“My return to Gibraltar was shortly before COVID hit so unfortunately progress towards Parasports was delayed by that fact; but progress is definitely being made now. I’ve been continuing my efforts to create the Gibraltar Parasports Association and aim to hold our first public meeting in 2023 to finally let it expand and grow in all the ways I know it can.
“I know there’s definitely an appetite for it and a lot of people are able to help make it happen. So I’m very optimistic about the future.”
As a sports person yourself, young and I take it with a lot of passion still in you to stay active what is it like for you at the moment with what is available in Gibraltar, especially having come from having been involved actively in competitive events in the U.K?
“It’s been a challenge. My heart has always been with wheelchair basketball, which is obviously a team sport, so it’s not yet been possible to get back into that. But having found weight training in the way that I have has given me back a lot of the drive for competition and improvement.”

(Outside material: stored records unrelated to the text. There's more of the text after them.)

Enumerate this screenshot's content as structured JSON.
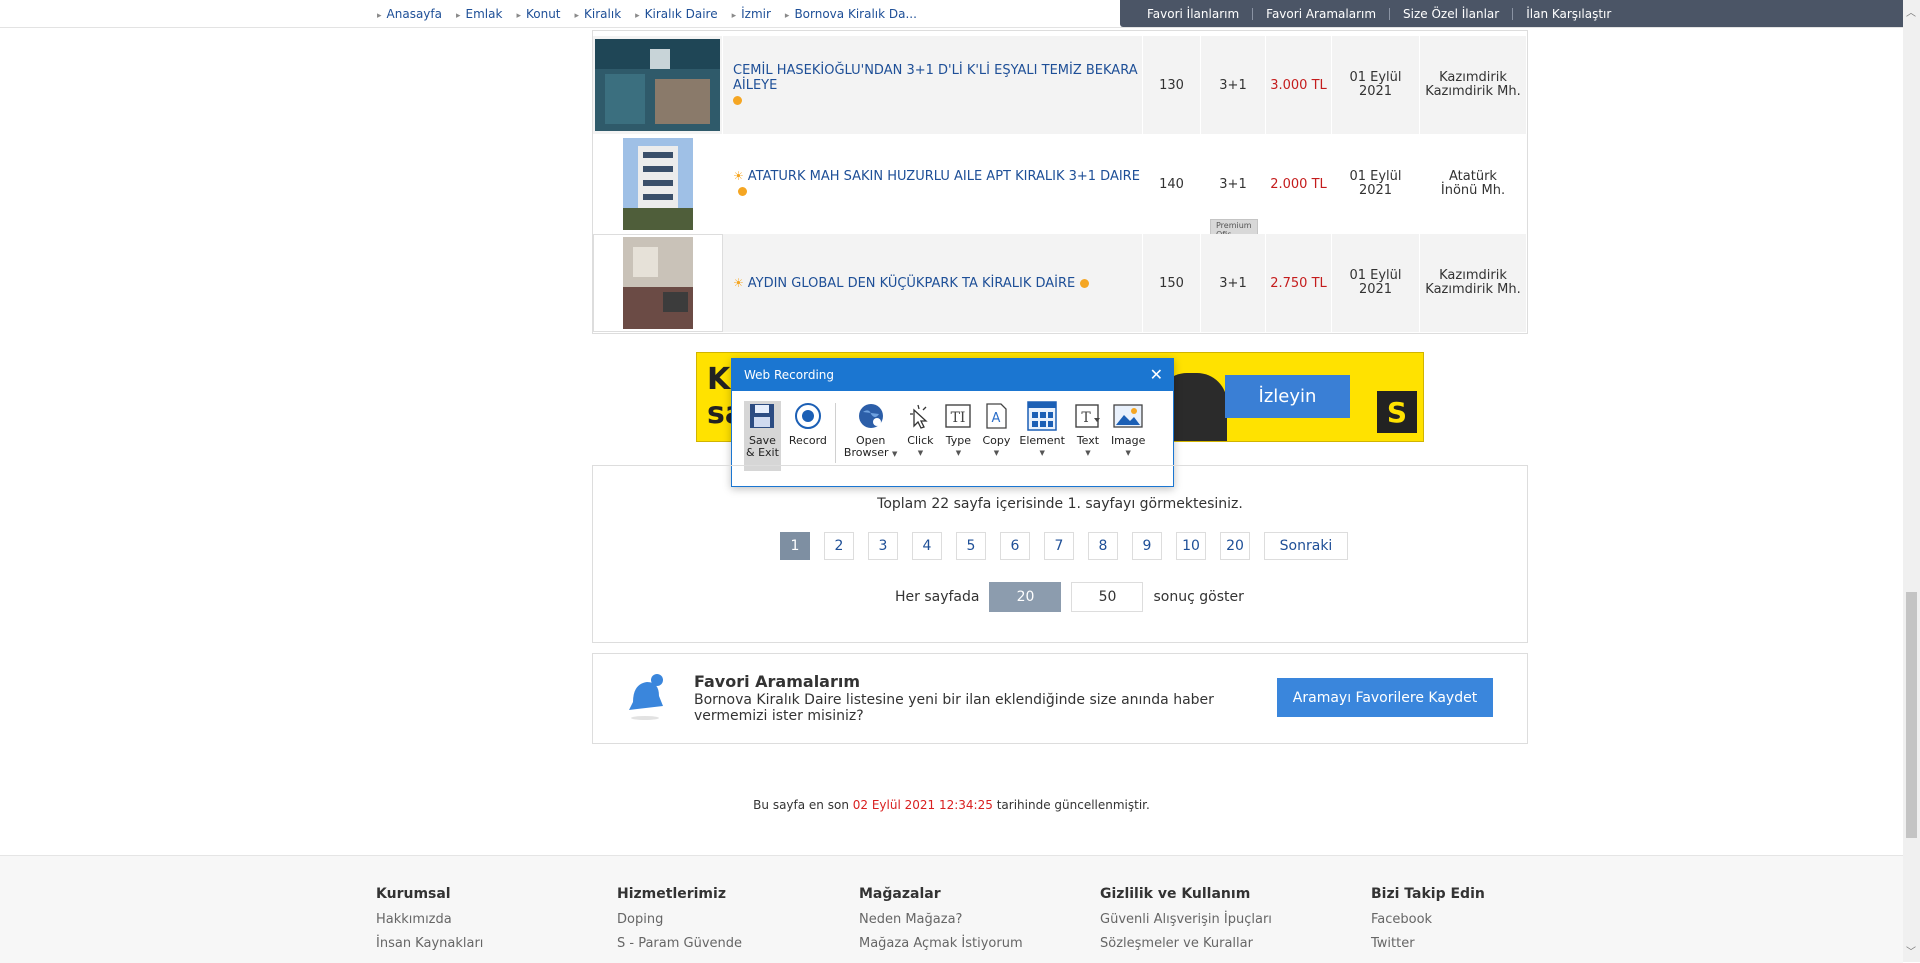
{
  "breadcrumbs": [
    "Anasayfa",
    "Emlak",
    "Konut",
    "Kiralık",
    "Kiralık Daire",
    "İzmir",
    "Bornova Kiralık Da..."
  ],
  "top_links": [
    "Favori İlanlarım",
    "Favori Aramalarım",
    "Size Özel İlanlar",
    "İlan Karşılaştır"
  ],
  "listings": [
    {
      "title": "CEMİL HASEKİOĞLU'NDAN 3+1 D'Lİ K'Lİ EŞYALI TEMİZ BEKARA AİLEYE",
      "m2": "130",
      "rooms": "3+1",
      "price": "3.000 TL",
      "date_line1": "01 Eylül",
      "date_line2": "2021",
      "loc_line1": "Kazımdirik",
      "loc_line2": "Kazımdirik Mh."
    },
    {
      "title": "ATATURK MAH SAKIN HUZURLU AILE APT KIRALIK 3+1 DAIRE",
      "m2": "140",
      "rooms": "3+1",
      "price": "2.000 TL",
      "date_line1": "01 Eylül",
      "date_line2": "2021",
      "loc_line1": "Atatürk",
      "loc_line2": "İnönü Mh.",
      "badge": "Premium Ofis"
    },
    {
      "title": "AYDIN GLOBAL DEN KÜÇÜKPARK TA KİRALIK DAİRE",
      "m2": "150",
      "rooms": "3+1",
      "price": "2.750 TL",
      "date_line1": "01 Eylül",
      "date_line2": "2021",
      "loc_line1": "Kazımdirik",
      "loc_line2": "Kazımdirik Mh."
    }
  ],
  "ad": {
    "text_line1": "Ki",
    "text_line2": "sa",
    "button": "İzleyin",
    "logo": "S"
  },
  "web_recording": {
    "title": "Web Recording",
    "tools": [
      {
        "line1": "Save",
        "line2": "& Exit"
      },
      {
        "line1": "Record",
        "line2": ""
      },
      {
        "line1": "Open",
        "line2": "Browser"
      },
      {
        "line1": "Click",
        "line2": ""
      },
      {
        "line1": "Type",
        "line2": ""
      },
      {
        "line1": "Copy",
        "line2": ""
      },
      {
        "line1": "Element",
        "line2": ""
      },
      {
        "line1": "Text",
        "line2": ""
      },
      {
        "line1": "Image",
        "line2": ""
      }
    ]
  },
  "pagination": {
    "info": "Toplam 22 sayfa içerisinde 1. sayfayı görmektesiniz.",
    "pages": [
      "1",
      "2",
      "3",
      "4",
      "5",
      "6",
      "7",
      "8",
      "9",
      "10",
      "20"
    ],
    "next": "Sonraki",
    "per_page_label": "Her sayfada",
    "per_page_options": [
      "20",
      "50"
    ],
    "per_page_tail": "sonuç göster"
  },
  "favorite_search": {
    "title": "Favori Aramalarım",
    "description": "Bornova Kiralık Daire listesine yeni bir ilan eklendiğinde size anında haber vermemizi ister misiniz?",
    "button": "Aramayı Favorilere Kaydet"
  },
  "updated": {
    "prefix": "Bu sayfa en son",
    "datetime": "02 Eylül 2021 12:34:25",
    "suffix": "tarihinde güncellenmiştir."
  },
  "footer": [
    {
      "heading": "Kurumsal",
      "links": [
        "Hakkımızda",
        "İnsan Kaynakları"
      ]
    },
    {
      "heading": "Hizmetlerimiz",
      "links": [
        "Doping",
        "S - Param Güvende"
      ]
    },
    {
      "heading": "Mağazalar",
      "links": [
        "Neden Mağaza?",
        "Mağaza Açmak İstiyorum"
      ]
    },
    {
      "heading": "Gizlilik ve Kullanım",
      "links": [
        "Güvenli Alışverişin İpuçları",
        "Sözleşmeler ve Kurallar"
      ]
    },
    {
      "heading": "Bizi Takip Edin",
      "links": [
        "Facebook",
        "Twitter"
      ]
    }
  ]
}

The 3rd December is international day of persons with disabilities. Do you feel it is important to have such a day, or do you feel more should be done all year around to keep awareness at the forefront?

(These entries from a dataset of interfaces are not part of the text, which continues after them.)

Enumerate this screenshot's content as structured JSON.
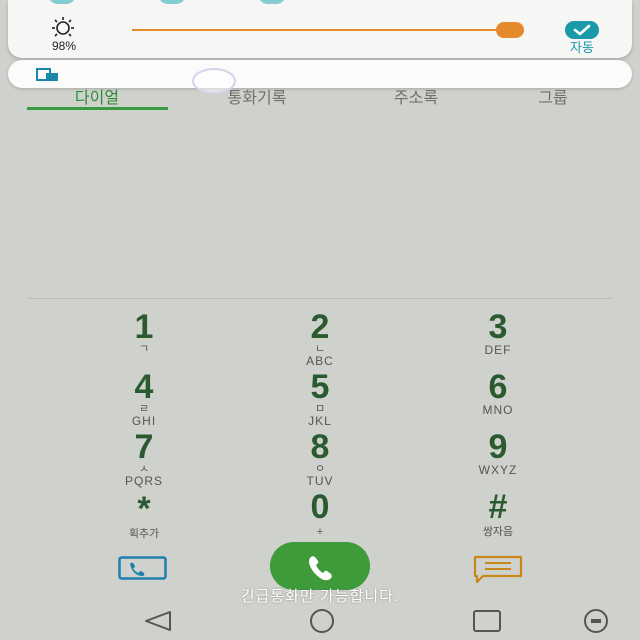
{
  "brightness": {
    "percent_label": "98%",
    "level": 0.98,
    "auto_label": "자동",
    "auto_enabled": true,
    "accent_color": "#e48a2d"
  },
  "mini_bar": {
    "icon": "screen-share-icon"
  },
  "tabs": [
    {
      "label": "다이얼",
      "active": true
    },
    {
      "label": "통화기록",
      "active": false
    },
    {
      "label": "주소록",
      "active": false
    },
    {
      "label": "그룹",
      "active": false
    }
  ],
  "dialpad": {
    "keys": [
      {
        "digit": "1",
        "sub1": "ㄱ",
        "sub2": ""
      },
      {
        "digit": "2",
        "sub1": "ㄴ",
        "sub2": "ABC"
      },
      {
        "digit": "3",
        "sub1": "",
        "sub2": "DEF"
      },
      {
        "digit": "4",
        "sub1": "ㄹ",
        "sub2": "GHI"
      },
      {
        "digit": "5",
        "sub1": "ㅁ",
        "sub2": "JKL"
      },
      {
        "digit": "6",
        "sub1": "",
        "sub2": "MNO"
      },
      {
        "digit": "7",
        "sub1": "ㅅ",
        "sub2": "PQRS"
      },
      {
        "digit": "8",
        "sub1": "ㅇ",
        "sub2": "TUV"
      },
      {
        "digit": "9",
        "sub1": "",
        "sub2": "WXYZ"
      },
      {
        "digit": "*",
        "sub1": "",
        "sub2": "",
        "sub3": "획추가"
      },
      {
        "digit": "0",
        "sub1": "",
        "sub2": "",
        "sub3": "+"
      },
      {
        "digit": "#",
        "sub1": "",
        "sub2": "",
        "sub3": "쌍자음"
      }
    ]
  },
  "actions": {
    "video_icon": "video-call-icon",
    "call_icon": "phone-icon",
    "message_icon": "message-icon",
    "call_color": "#3f9a3a"
  },
  "emergency_text": "긴급통화만 가능합니다.",
  "nav": {
    "back_icon": "back-icon",
    "home_icon": "home-icon",
    "recents_icon": "recents-icon",
    "extra_icon": "dual-window-icon"
  }
}
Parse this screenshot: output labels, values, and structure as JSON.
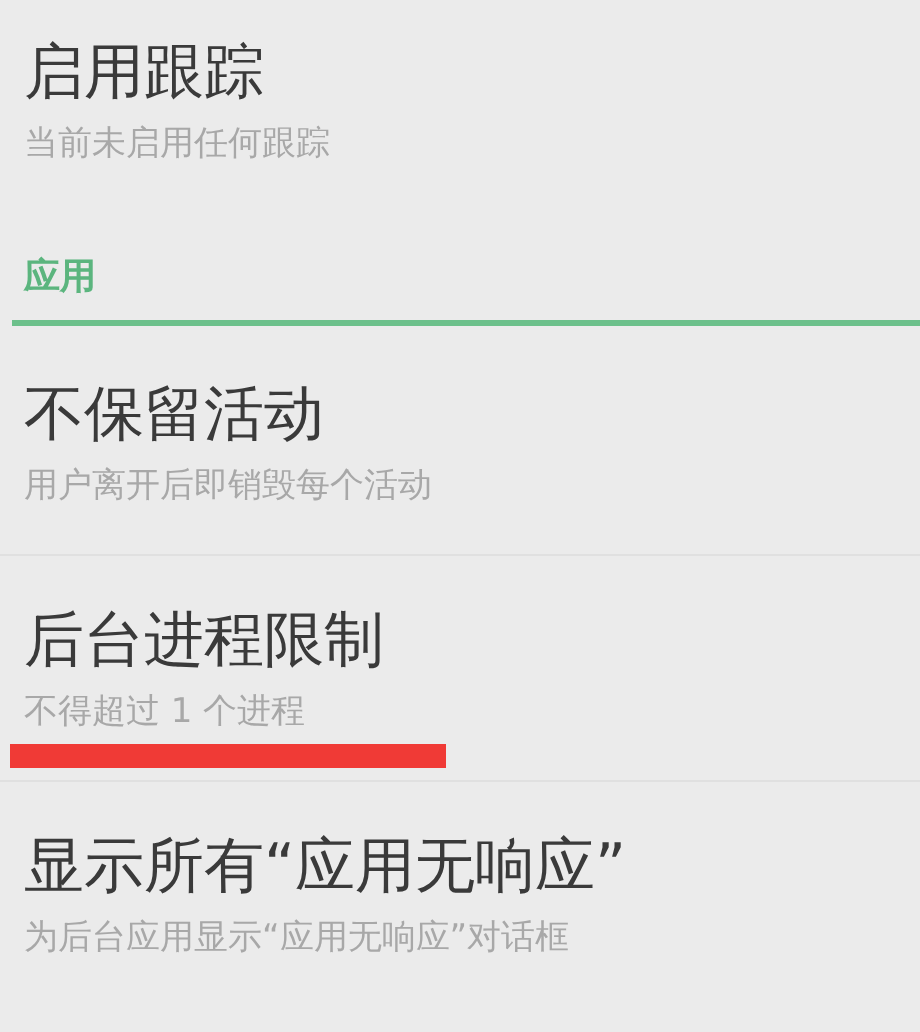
{
  "top_item": {
    "title": "启用跟踪",
    "summary": "当前未启用任何跟踪"
  },
  "section": {
    "header": "应用",
    "items": [
      {
        "title": "不保留活动",
        "summary": "用户离开后即销毁每个活动",
        "underlined": false
      },
      {
        "title": "后台进程限制",
        "summary": "不得超过 1 个进程",
        "underlined": true
      },
      {
        "title": "显示所有“应用无响应”",
        "summary": "为后台应用显示“应用无响应”对话框",
        "underlined": false
      }
    ]
  }
}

“Both have their place, I guess. Awareness all year round is definitely beneficial but having a singular day allows there to be a focus on disabled people and their stories in a way that constant awareness can’t. “
We recently saw Eric Rowbottom complete a gruelling climb of Med Steps which raised a lot of money but also made many people stop and think. First of all how do you feel about what he did? And importantly do you think it highlighted how much more as a community is needed to make people aware of the issues so that people understand the real issues and not just donate?
“Eric’s challenge was definitely a massive undertaking and I can only applaud him for his courage and commitment. What he did was an apt analogy for the struggle of living with a disability in a world that is not designed with such people in mind. We’re hitting two sides of the same coin; he was showing the struggle of being disabled and I’m aiming to show people what can be achieved with the tools that can enable us.”
In the same way as Eric you have an ambitious aim of getting to 35kms and if possible 50km. For you personally what will it mean achieving your objective, especially getting close or on the 50km mark?
“In a word, proud. Like any athlete achieving their next goal we all feel that rush when we succeed. I can’t imagine how exhilarating it will be to hit such a target where everyone can see it happen. Plus I get to do it alongside such a great cause in PossAbilities. Though, like other athletes, I know that it will definitely make me hungry for the next big milestone.”
How important will it be for you to see the support from the public having already received support from many groups across the community?
“I mentioned how important the mental game was earlier and this is a large part of it. Every marathon runner knows that the people watching alongside the track, shouting words of encouragement, give you the inspiration to keep going and push even harder.
“There will also be a second wheelchair and trainer set up for the public to try. Again any distance achieved by members of the public will be added to the total in the Journey to Lapland organised by PossAbilities. If people cannot make it to the Lathbury Sport Complex pop down to the ICC - every kilometer counts whether you can walk it or wheel it! It’ll give me such a rush to see people trying to push alongside me and increase our total distance. Just imagine prominent members of our community trying to keep up…
“I also can’t understate how important the support of my friends and family has been and will continue to be. This would have not been possible if it wasn’t for them.
“Lastly, thanks to the Gibraltar Disability Society for lending me the second treadmill which they funded last year.”